Three Faces West (1940) starring John Wayne, Sigrid Gurie, Charles Coburn, Spencer Charters, Helen MacKellar, Roland Varno, Sonny Bupp directed by Bernard Vorhaus Movie Review

Three Faces West (1940)   3/53/53/53/53/5

Three Faces West - John Wayne, Sigrid Gurie, Charles Coburn

A Dust Up for The Duke

"Three Faces West" or "The Refugee" as it is also known is a bit of a curiosity. It's a curiosity because it starts with European doctors in particular Dr. Braun and his daughter becoming refugee's in American having escaped their native countries and the constant march of the Third Reich. But this is not a movie about war or the hardship of these refugees as the storyline shifts as the Braun's settle in a North Dakota town where the once fertile land is now barren because of the strong winds which have made it a dust bowl. And so it morphs into this story of farmers and the community having to fight to save their land whilst deciding or not whether it is worth the battle or whether they should trek across country to better land. The symbolism of refugees and the farmers having to make choices is obvious but then that is not the end of it because "Three Faces West" ends up becoming a romance, a love triangle with Leni Braun in the middle of it. It's not bad but neither is it that good and whilst the special effects, mainly of the dust being blow up, are good considering its age there is little else, not even John Wayne's performance which makes it memorable.

Having fled his native Vienna with his daughter Leni (Sigrid Gurie) in order to avoid Hitler and the Third Reich, Dr. Braun (Charles Coburn - Gentlemen Prefer Blondes) becomes a refugee in America where he takes the job of doctor in Ashville Forks, North Dakota. But it is a struggle for both Dr. Braun and his daughter, so different to his luxurious home back in Vienna and with the dust storms it is almost inhabitable. But they stay and Leni finds herself falling for John Phillips (John Wayne - Dark Command) who seems to try and keep things going in the town. But Leni must make a decision as although she has fallen for John she is still betrothed to Eric (Roland Varno) who helped them escape Vienna and feels indebted to him.

So as already mentioned "Three Faces West" starts off on an almost war note as it establishes Three Faces West doctors in America looking to find work having escaped their native countries and Hitler's advance. It's actually quite good as it establishes all of this through what appears to be a radio show where all the doctors speak about themselves, their skills in the hope that someone will hire them. And it is this which leads to John Phillips requesting Dr. Braun and his daughter to head to the town of Ashville Forks North Dakota to become their doctor, a position which no one has stayed in for more than a week due to the terrible dust storms.

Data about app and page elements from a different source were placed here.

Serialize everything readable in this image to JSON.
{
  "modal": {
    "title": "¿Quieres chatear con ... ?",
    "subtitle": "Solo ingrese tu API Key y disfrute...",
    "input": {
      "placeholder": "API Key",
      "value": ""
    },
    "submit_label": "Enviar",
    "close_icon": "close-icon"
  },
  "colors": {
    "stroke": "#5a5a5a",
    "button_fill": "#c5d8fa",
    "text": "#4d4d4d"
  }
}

Now to be honest the minute you have John Phillips meeting Leni Braun it is rather obvious that they are going to end up falling for each other despite Leni's initial hatred of Ashville and animosity towards him. And to be honest it is one of the most static romantic elements you will ever see with big kisses which spring up from nowhere and tight embraces. But it does usher in the issue of Leni finding herself having to chose between John and Eric the man who helped her and her father escape from Vienna which at least adds a small twist.

But whilst you have this rather obvious romantic element you also have the blight of the farmers in Ashville Forks as they endeavour to try and save their land despite it being completely futile. And so you then have this element of choices where they have to decide whether they should stay or journey 1500 miles across country to start afresh in more fertile pastures. The symbolism between Dr. Braun leaving Vienna and the locals leaving North Dakota for fresh pastures in Oregon is very obvious and if you didn't pick up on it there is a rather unsubtle speech by Dr. Braun which reiterates this point.

The thing is that all of this, everything about "Three Faces West" is what can be called functional. Every part of the story builds to the next part and usually doesn't do so in anything close to a subtle manner but it is also surprisingly entertaining. You know that John and Leni will fall for each other but you can't wait for them to do so, you know that John will have to battle those who disagree with him about heading to Oregon but you want that bit of machismo and whilst it never really serves up a surprise the outcome works even if it is what you could guess was going to happen.

Now whilst it's not the most memorable John Wayne performance it is an enjoyable one as he plays John Phillips. Those elements that became Wayne's trademarks are not really present and what you have got is Wayne playing a genuinely nice young man who wants to get things done for the good. It means that when Phillips and Leni inevitably fall for each other you are kind of happy and to be honest Sigrid Gurie who plays Leni works well with Wayne even if it is the sort of romance which is hard kisses and tight hugs. But the real star of "Three Faces West" is Charles Coburn who brings plenty of quirky amusement as Dr. Braun but not so much that it makes his character a joke. So okay I wouldn't trust Dr. Braun with a stethoscope let alone a scalpel but he ends up the glue which keeps everything going.

What this all boils down to is that "Three Faces West" is entertaining in an old fashioned sort of way and whilst the term subtlety seems to have been forgotten it keeps you interested through having nice characters. But it isn't that memorable and as a John Wayne movie it is one which would come in the lower half of the list.